• _Supplied material_
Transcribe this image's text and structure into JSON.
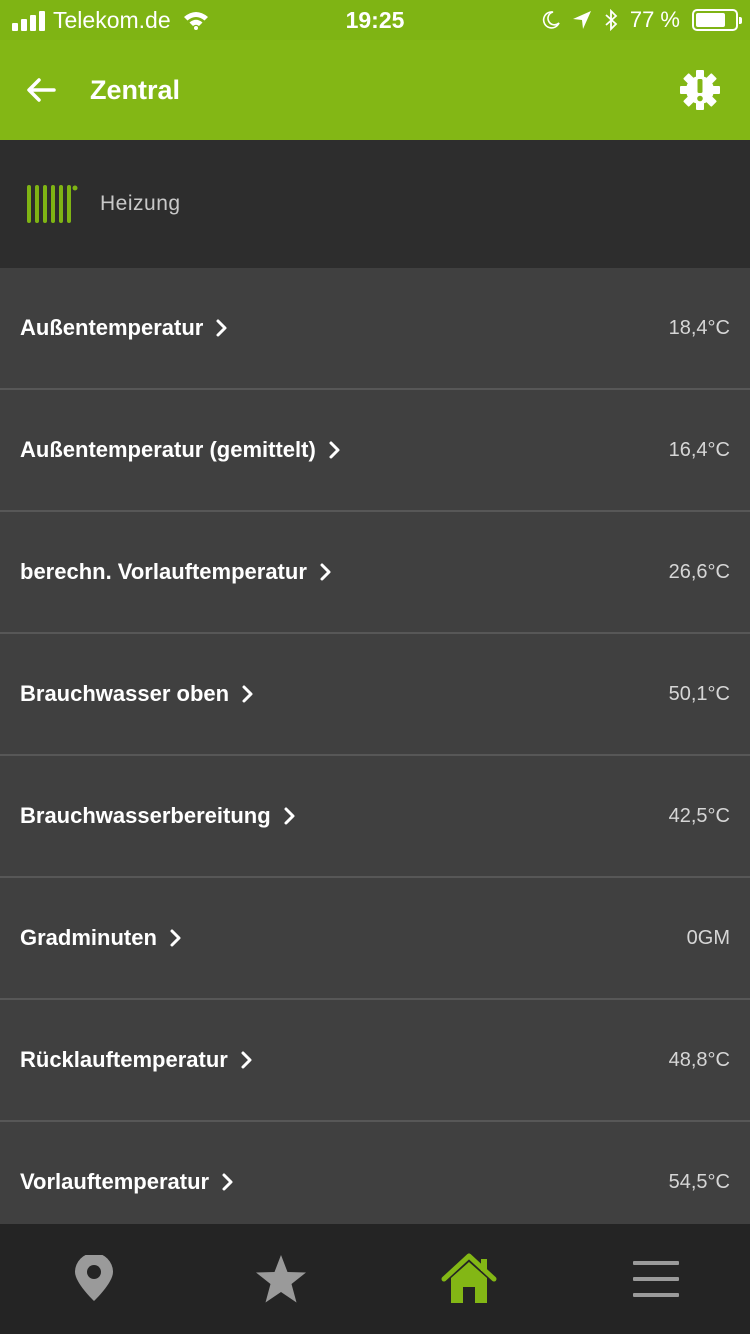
{
  "status_bar": {
    "carrier": "Telekom.de",
    "time": "19:25",
    "battery_percent": "77 %",
    "battery_level": 0.77,
    "icons": [
      "signal-icon",
      "wifi-icon",
      "moon-icon",
      "location-arrow-icon",
      "bluetooth-icon",
      "battery-icon"
    ]
  },
  "app_bar": {
    "title": "Zentral",
    "back_icon": "arrow-left-icon",
    "settings_icon": "gear-alert-icon"
  },
  "section": {
    "icon": "radiator-icon",
    "title": "Heizung"
  },
  "list": {
    "items": [
      {
        "label": "Außentemperatur",
        "value": "18,4°C"
      },
      {
        "label": "Außentemperatur (gemittelt)",
        "value": "16,4°C"
      },
      {
        "label": "berechn. Vorlauftemperatur",
        "value": "26,6°C"
      },
      {
        "label": "Brauchwasser oben",
        "value": "50,1°C"
      },
      {
        "label": "Brauchwasserbereitung",
        "value": "42,5°C"
      },
      {
        "label": "Gradminuten",
        "value": "0GM"
      },
      {
        "label": "Rücklauftemperatur",
        "value": "48,8°C"
      },
      {
        "label": "Vorlauftemperatur",
        "value": "54,5°C"
      }
    ]
  },
  "bottom_nav": {
    "tabs": [
      {
        "icon": "map-pin-icon",
        "active": false
      },
      {
        "icon": "star-icon",
        "active": false
      },
      {
        "icon": "home-icon",
        "active": true
      },
      {
        "icon": "menu-icon",
        "active": false
      }
    ]
  },
  "colors": {
    "accent_green": "#83b715",
    "status_bar_green": "#7fb414",
    "list_background": "#404040",
    "header_background": "#2d2d2d",
    "nav_background": "#242424",
    "inactive_icon": "#9a9a9a"
  }
}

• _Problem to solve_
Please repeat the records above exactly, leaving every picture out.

• _Solution to this task_
Transcribe this image's text and structure into JSON.
{
  "status_bar": {
    "carrier": "Telekom.de",
    "time": "19:25",
    "battery_percent": "77 %",
    "battery_level": 0.77,
    "icons": [
      "signal-icon",
      "wifi-icon",
      "moon-icon",
      "location-arrow-icon",
      "bluetooth-icon",
      "battery-icon"
    ]
  },
  "app_bar": {
    "title": "Zentral",
    "back_icon": "arrow-left-icon",
    "settings_icon": "gear-alert-icon"
  },
  "section": {
    "icon": "radiator-icon",
    "title": "Heizung"
  },
  "list": {
    "items": [
      {
        "label": "Außentemperatur",
        "value": "18,4°C"
      },
      {
        "label": "Außentemperatur (gemittelt)",
        "value": "16,4°C"
      },
      {
        "label": "berechn. Vorlauftemperatur",
        "value": "26,6°C"
      },
      {
        "label": "Brauchwasser oben",
        "value": "50,1°C"
      },
      {
        "label": "Brauchwasserbereitung",
        "value": "42,5°C"
      },
      {
        "label": "Gradminuten",
        "value": "0GM"
      },
      {
        "label": "Rücklauftemperatur",
        "value": "48,8°C"
      },
      {
        "label": "Vorlauftemperatur",
        "value": "54,5°C"
      }
    ]
  },
  "bottom_nav": {
    "tabs": [
      {
        "icon": "map-pin-icon",
        "active": false
      },
      {
        "icon": "star-icon",
        "active": false
      },
      {
        "icon": "home-icon",
        "active": true
      },
      {
        "icon": "menu-icon",
        "active": false
      }
    ]
  },
  "colors": {
    "accent_green": "#83b715",
    "status_bar_green": "#7fb414",
    "list_background": "#404040",
    "header_background": "#2d2d2d",
    "nav_background": "#242424",
    "inactive_icon": "#9a9a9a"
  }
}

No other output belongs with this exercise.